==== Data excerpts
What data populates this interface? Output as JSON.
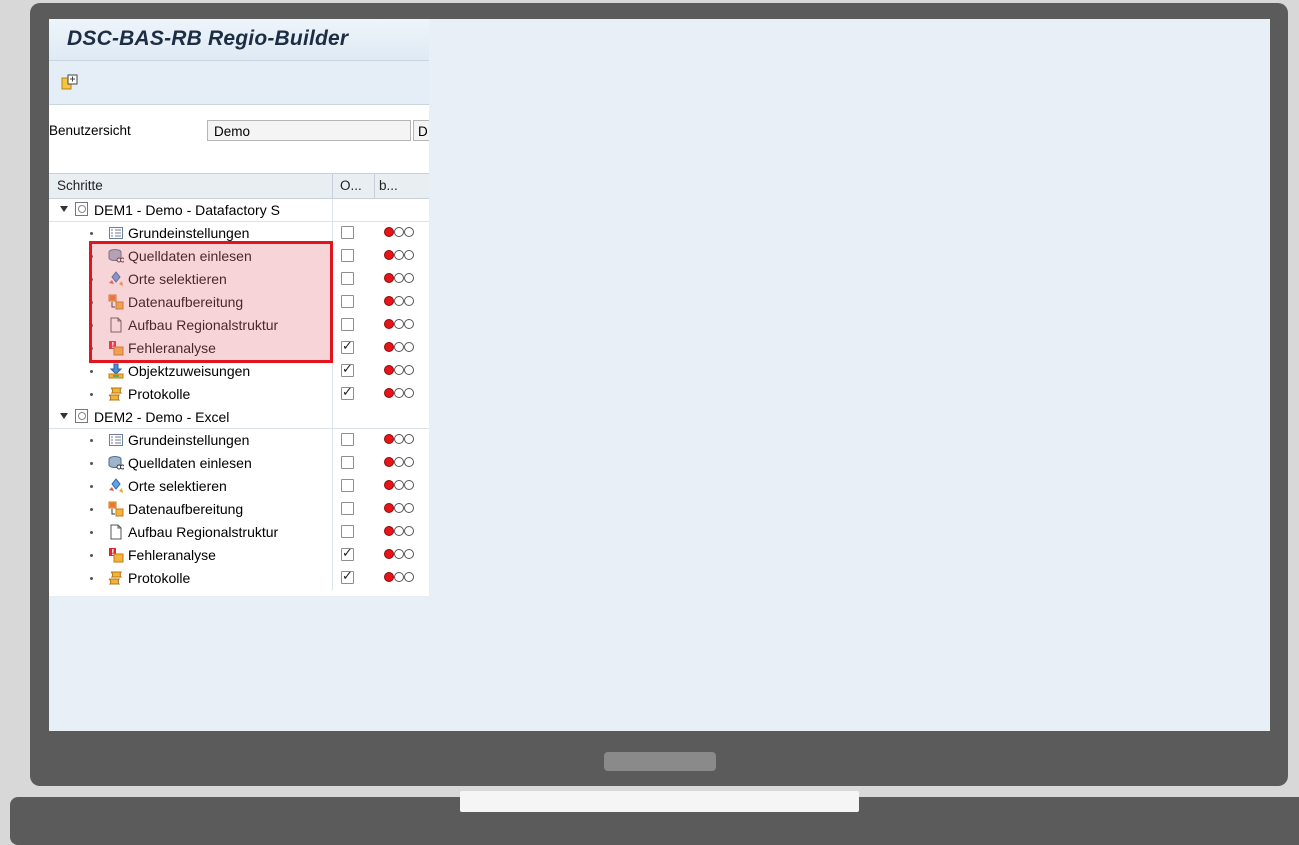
{
  "app": {
    "title": "DSC-BAS-RB Regio-Builder",
    "toolbar": {
      "icon": "display-change-icon"
    },
    "view": {
      "label": "Benutzersicht",
      "value": "Demo",
      "value2": "D"
    }
  },
  "tree": {
    "headers": {
      "steps": "Schritte",
      "col_o": "O...",
      "col_b": "b..."
    },
    "groups": [
      {
        "title": "DEM1 - Demo - Datafactory S",
        "steps": [
          {
            "label": "Grundeinstellungen",
            "icon": "settings-list-icon",
            "checked": false,
            "status": "red"
          },
          {
            "label": "Quelldaten einlesen",
            "icon": "database-read-icon",
            "checked": false,
            "status": "red"
          },
          {
            "label": "Orte selektieren",
            "icon": "selection-icon",
            "checked": false,
            "status": "red"
          },
          {
            "label": "Datenaufbereitung",
            "icon": "data-prep-icon",
            "checked": false,
            "status": "red"
          },
          {
            "label": "Aufbau Regionalstruktur",
            "icon": "document-icon",
            "checked": false,
            "status": "red"
          },
          {
            "label": "Fehleranalyse",
            "icon": "error-analysis-icon",
            "checked": true,
            "status": "red"
          },
          {
            "label": "Objektzuweisungen",
            "icon": "assignment-icon",
            "checked": true,
            "status": "red"
          },
          {
            "label": "Protokolle",
            "icon": "log-icon",
            "checked": true,
            "status": "red"
          }
        ]
      },
      {
        "title": "DEM2 - Demo - Excel",
        "steps": [
          {
            "label": "Grundeinstellungen",
            "icon": "settings-list-icon",
            "checked": false,
            "status": "red"
          },
          {
            "label": "Quelldaten einlesen",
            "icon": "database-read-icon",
            "checked": false,
            "status": "red"
          },
          {
            "label": "Orte selektieren",
            "icon": "selection-icon",
            "checked": false,
            "status": "red"
          },
          {
            "label": "Datenaufbereitung",
            "icon": "data-prep-icon",
            "checked": false,
            "status": "red"
          },
          {
            "label": "Aufbau Regionalstruktur",
            "icon": "document-icon",
            "checked": false,
            "status": "red"
          },
          {
            "label": "Fehleranalyse",
            "icon": "error-analysis-icon",
            "checked": true,
            "status": "red"
          },
          {
            "label": "Protokolle",
            "icon": "log-icon",
            "checked": true,
            "status": "red"
          }
        ]
      }
    ]
  },
  "colors": {
    "highlight": "#e2141c",
    "status_red": "#e8141a",
    "frame": "#5b5b5b"
  }
}
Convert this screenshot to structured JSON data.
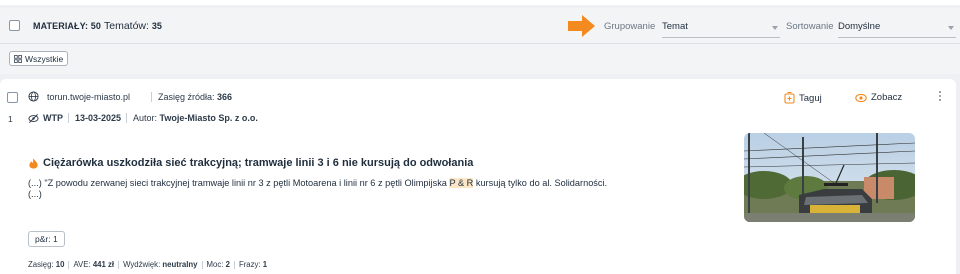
{
  "header": {
    "materials_label": "MATERIAŁY:",
    "materials_count": "50",
    "topics_label": "Tematów:",
    "topics_count": "35",
    "grouping_label": "Grupowanie",
    "grouping_value": "Temat",
    "sorting_label": "Sortowanie",
    "sorting_value": "Domyślne"
  },
  "filters": {
    "all_chip": "Wszystkie"
  },
  "article": {
    "index": "1",
    "source": "torun.twoje-miasto.pl",
    "reach_label": "Zasięg źródła:",
    "reach_value": "366",
    "type": "WTP",
    "date": "13-03-2025",
    "author_label": "Autor:",
    "author_value": "Twoje-Miasto Sp. z o.o.",
    "tag_action": "Taguj",
    "view_action": "Zobacz",
    "title": "Ciężarówka uszkodziła sieć trakcyjną; tramwaje linii 3 i 6 nie kursują do odwołania",
    "excerpt_before": "(...) \"Z powodu zerwanej sieci trakcyjnej tramwaje linii nr 3 z pętli Motoarena i linii nr 6 z pętli Olimpijska ",
    "excerpt_highlight": "P & R",
    "excerpt_after": " kursują tylko do al. Solidarności.",
    "excerpt_end": "(...)",
    "keyword_tag": "p&r: 1",
    "stats": {
      "reach_label": "Zasięg:",
      "reach_value": "10",
      "ave_label": "AVE:",
      "ave_value": "441 zł",
      "sentiment_label": "Wydźwięk:",
      "sentiment_value": "neutralny",
      "power_label": "Moc:",
      "power_value": "2",
      "phrases_label": "Frazy:",
      "phrases_value": "1"
    }
  },
  "colors": {
    "accent_orange": "#f28a1f",
    "background": "#eef0f3",
    "highlight": "#fbe7c8"
  },
  "icons": {
    "grid": "grid-icon",
    "globe": "globe-icon",
    "eye_off": "eye-off-icon",
    "tag": "tag-icon",
    "eye": "eye-icon",
    "flame": "flame-icon",
    "arrow": "arrow-right-icon",
    "kebab": "kebab-menu-icon"
  }
}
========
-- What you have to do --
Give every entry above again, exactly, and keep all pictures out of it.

-- Task response --
What data populates this interface? Output as JSON.
{
  "app": {
    "title": "DSC-BAS-RB Regio-Builder",
    "toolbar": {
      "icon": "display-change-icon"
    },
    "view": {
      "label": "Benutzersicht",
      "value": "Demo",
      "value2": "D"
    }
  },
  "tree": {
    "headers": {
      "steps": "Schritte",
      "col_o": "O...",
      "col_b": "b..."
    },
    "groups": [
      {
        "title": "DEM1 - Demo - Datafactory S",
        "steps": [
          {
            "label": "Grundeinstellungen",
            "icon": "settings-list-icon",
            "checked": false,
            "status": "red"
          },
          {
            "label": "Quelldaten einlesen",
            "icon": "database-read-icon",
            "checked": false,
            "status": "red"
          },
          {
            "label": "Orte selektieren",
            "icon": "selection-icon",
            "checked": false,
            "status": "red"
          },
          {
            "label": "Datenaufbereitung",
            "icon": "data-prep-icon",
            "checked": false,
            "status": "red"
          },
          {
            "label": "Aufbau Regionalstruktur",
            "icon": "document-icon",
            "checked": false,
            "status": "red"
          },
          {
            "label": "Fehleranalyse",
            "icon": "error-analysis-icon",
            "checked": true,
            "status": "red"
          },
          {
            "label": "Objektzuweisungen",
            "icon": "assignment-icon",
            "checked": true,
            "status": "red"
          },
          {
            "label": "Protokolle",
            "icon": "log-icon",
            "checked": true,
            "status": "red"
          }
        ]
      },
      {
        "title": "DEM2 - Demo - Excel",
        "steps": [
          {
            "label": "Grundeinstellungen",
            "icon": "settings-list-icon",
            "checked": false,
            "status": "red"
          },
          {
            "label": "Quelldaten einlesen",
            "icon": "database-read-icon",
            "checked": false,
            "status": "red"
          },
          {
            "label": "Orte selektieren",
            "icon": "selection-icon",
            "checked": false,
            "status": "red"
          },
          {
            "label": "Datenaufbereitung",
            "icon": "data-prep-icon",
            "checked": false,
            "status": "red"
          },
          {
            "label": "Aufbau Regionalstruktur",
            "icon": "document-icon",
            "checked": false,
            "status": "red"
          },
          {
            "label": "Fehleranalyse",
            "icon": "error-analysis-icon",
            "checked": true,
            "status": "red"
          },
          {
            "label": "Protokolle",
            "icon": "log-icon",
            "checked": true,
            "status": "red"
          }
        ]
      }
    ]
  },
  "colors": {
    "highlight": "#e2141c",
    "status_red": "#e8141a",
    "frame": "#5b5b5b"
  }
}
Convert this screenshot to structured JSON data.
{
  "header": {
    "materials_label": "MATERIAŁY:",
    "materials_count": "50",
    "topics_label": "Tematów:",
    "topics_count": "35",
    "grouping_label": "Grupowanie",
    "grouping_value": "Temat",
    "sorting_label": "Sortowanie",
    "sorting_value": "Domyślne"
  },
  "filters": {
    "all_chip": "Wszystkie"
  },
  "article": {
    "index": "1",
    "source": "torun.twoje-miasto.pl",
    "reach_label": "Zasięg źródła:",
    "reach_value": "366",
    "type": "WTP",
    "date": "13-03-2025",
    "author_label": "Autor:",
    "author_value": "Twoje-Miasto Sp. z o.o.",
    "tag_action": "Taguj",
    "view_action": "Zobacz",
    "title": "Ciężarówka uszkodziła sieć trakcyjną; tramwaje linii 3 i 6 nie kursują do odwołania",
    "excerpt_before": "(...) \"Z powodu zerwanej sieci trakcyjnej tramwaje linii nr 3 z pętli Motoarena i linii nr 6 z pętli Olimpijska ",
    "excerpt_highlight": "P & R",
    "excerpt_after": " kursują tylko do al. Solidarności.",
    "excerpt_end": "(...)",
    "keyword_tag": "p&r: 1",
    "stats": {
      "reach_label": "Zasięg:",
      "reach_value": "10",
      "ave_label": "AVE:",
      "ave_value": "441 zł",
      "sentiment_label": "Wydźwięk:",
      "sentiment_value": "neutralny",
      "power_label": "Moc:",
      "power_value": "2",
      "phrases_label": "Frazy:",
      "phrases_value": "1"
    }
  },
  "colors": {
    "accent_orange": "#f28a1f",
    "background": "#eef0f3",
    "highlight": "#fbe7c8"
  },
  "icons": {
    "grid": "grid-icon",
    "globe": "globe-icon",
    "eye_off": "eye-off-icon",
    "tag": "tag-icon",
    "eye": "eye-icon",
    "flame": "flame-icon",
    "arrow": "arrow-right-icon",
    "kebab": "kebab-menu-icon"
  }
}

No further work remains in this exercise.